By Moonyeen King
President of the Board for Tepehua
Tepehua Centro Comunitario is gearing up to expand a water program for people at risk for kidney disease in Tepehua, and if possible other barrios where kidney problems are prevalent among residents. Pundits have pondered about cause and cure, even scientific facts have differed depending which report you read.
Every day we are naturally exposed to arsenic. Low toxic forms are in animals, soils, plants and fruit. If you follow the food chain, the plant grows in soil, the cow eats plant, and the person eats cow. The same with sea food, especially bottom feeders, they contain low levels of toxic arsenic. Ingestion is the main source of arsenic in the body naturally.
Arsenic does not necessarily build up in the body and can leave the body in one or two days ONCE INGESTION HAS STOPPED.
Inorganic arsenic, known as human carcinogen, is found in wells contaminated by volcanic rock, and other contaminants such as run off pesticides or human and animal waste. If consumed every day, it will build up in the brain, bones and other organs of the body, such as the liver and kidneys. So if low toxic arsenic is consumed every day, there will be health problems due to a gradual build up. Regardless of the level of arsenic, pregnant and lactating women are at high risk, especially the baby who might be born with damaged kidneys and prone to kidney disease.
Urine tests cannot detect advanced kidney problems, but can detect if there is a problem that calls for further sophisticated testing.
Between Mexico and North of the border, the safety level of arsenic varies between 10 ppb and 24 ppb. The ideal level is suggested at 3 ppb. There is no cure for this until the drinking wells are replaced. They should be moved from the bottom of the hills to the top. City wells need to be treated/cleaned every few months; a ceiling put on the price of milk and bottled water to stop the giants taking the public to the cleaners. Otherwise all the work organizations do to stop the poor from early deaths and unexplained illnesses is a non-sustainable band-aid.
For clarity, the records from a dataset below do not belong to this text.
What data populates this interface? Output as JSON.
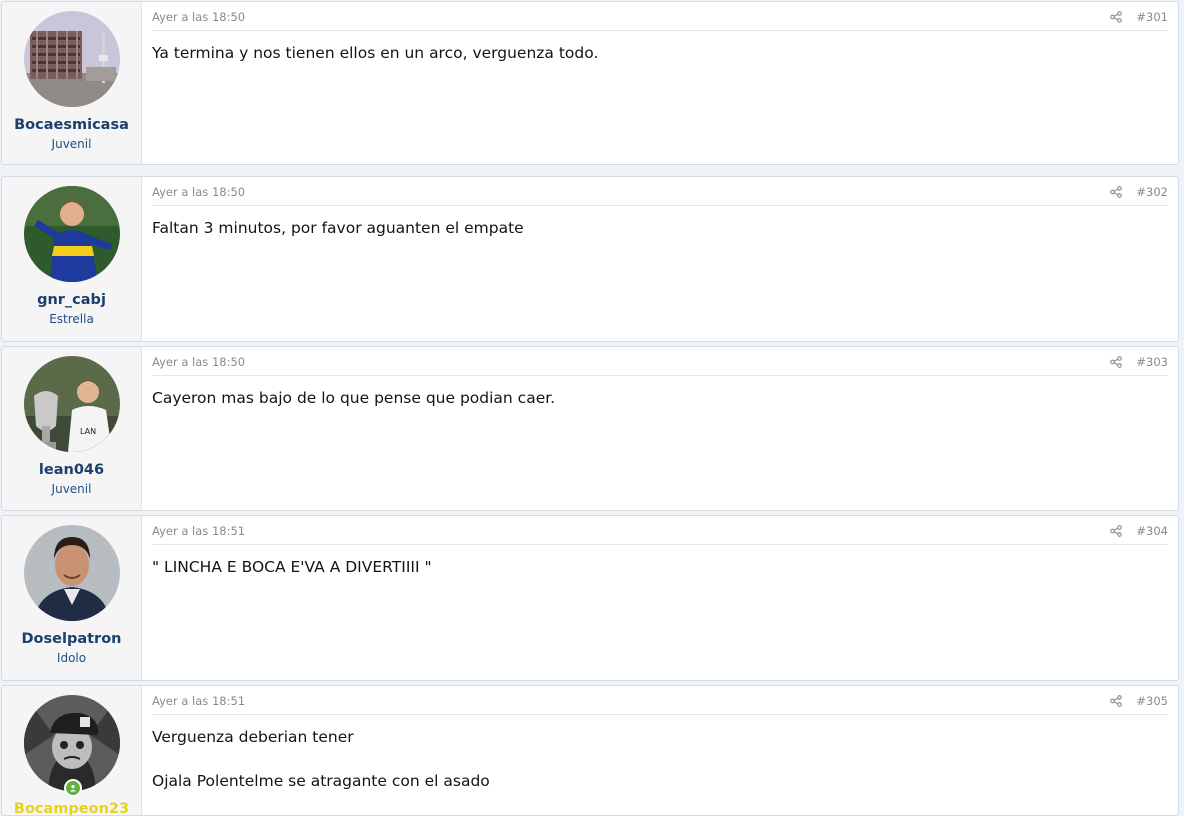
{
  "posts": [
    {
      "username": "Bocaesmicasa",
      "user_title": "Juvenil",
      "date": "Ayer a las 18:50",
      "number": "#301",
      "avatar_icon": "stadium-avatar-icon",
      "body": [
        "Ya termina y nos tienen ellos en un arco, verguenza todo."
      ]
    },
    {
      "username": "gnr_cabj",
      "user_title": "Estrella",
      "date": "Ayer a las 18:50",
      "number": "#302",
      "avatar_icon": "player-avatar-icon",
      "body": [
        "Faltan 3 minutos, por favor aguanten el empate"
      ]
    },
    {
      "username": "lean046",
      "user_title": "Juvenil",
      "date": "Ayer a las 18:50",
      "number": "#303",
      "avatar_icon": "trophy-avatar-icon",
      "body": [
        "Cayeron mas bajo de lo que pense que podian caer."
      ]
    },
    {
      "username": "Doselpatron",
      "user_title": "Idolo",
      "date": "Ayer a las 18:51",
      "number": "#304",
      "avatar_icon": "coach-avatar-icon",
      "body": [
        "\" LINCHA E BOCA E'VA A DIVERTIIII \""
      ]
    },
    {
      "username": "Bocampeon23",
      "user_title": "",
      "date": "Ayer a las 18:51",
      "number": "#305",
      "avatar_icon": "fan-avatar-icon",
      "online_icon": "online-user-icon",
      "body": [
        "Verguenza deberian tener",
        "Ojala Polentelme se atragante con el asado"
      ]
    }
  ],
  "colors": {
    "username": "#1c3f6e",
    "username_highlight": "#e7d319",
    "user_title": "#1e4f8a",
    "online": "#63b141"
  },
  "icons": {
    "share": "share-icon"
  }
}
Educating families of the dangers of sodas and colas of any kind has started, but again it takes time that the poor do not have.
But we do it. A pick-up truck has just been donated to the Center, courtesy of San Luis Obisbo Rotary Club in California. With this little gem the Center can distribute clean water to those at high risk in the village. More help has arrived in the form of a donation of potable water from the Rotary Club in Seguin, Texas which will be distributed, buying time to find a solution to the known cause of the problem. Finding that, in itself, is the cure.
MOONYEEN PATRICIA KING
Column: Profiling Tepehua
Settled in Mexico 13 years ago. The intention was to retire into the arts as a writer, poet and painter...that didn’t happen. Beneath the smiles of the peoples of Mexico there was such a great need for change, especially for the women and children of the barrios, Moonyeen has dedicated these years to change the face of this little corner of the world. The work done by the volunteers of the Tepehua Community Center is teaching that change is possible anywhere. Moonyeen was portrayed as “Woman of the Year,” also two Paul Harris Rotary awards for the work done at Tepehua. “Life in Mexico is very fulfilling. The Mexican people give so much more to us immigrants than we can possible return.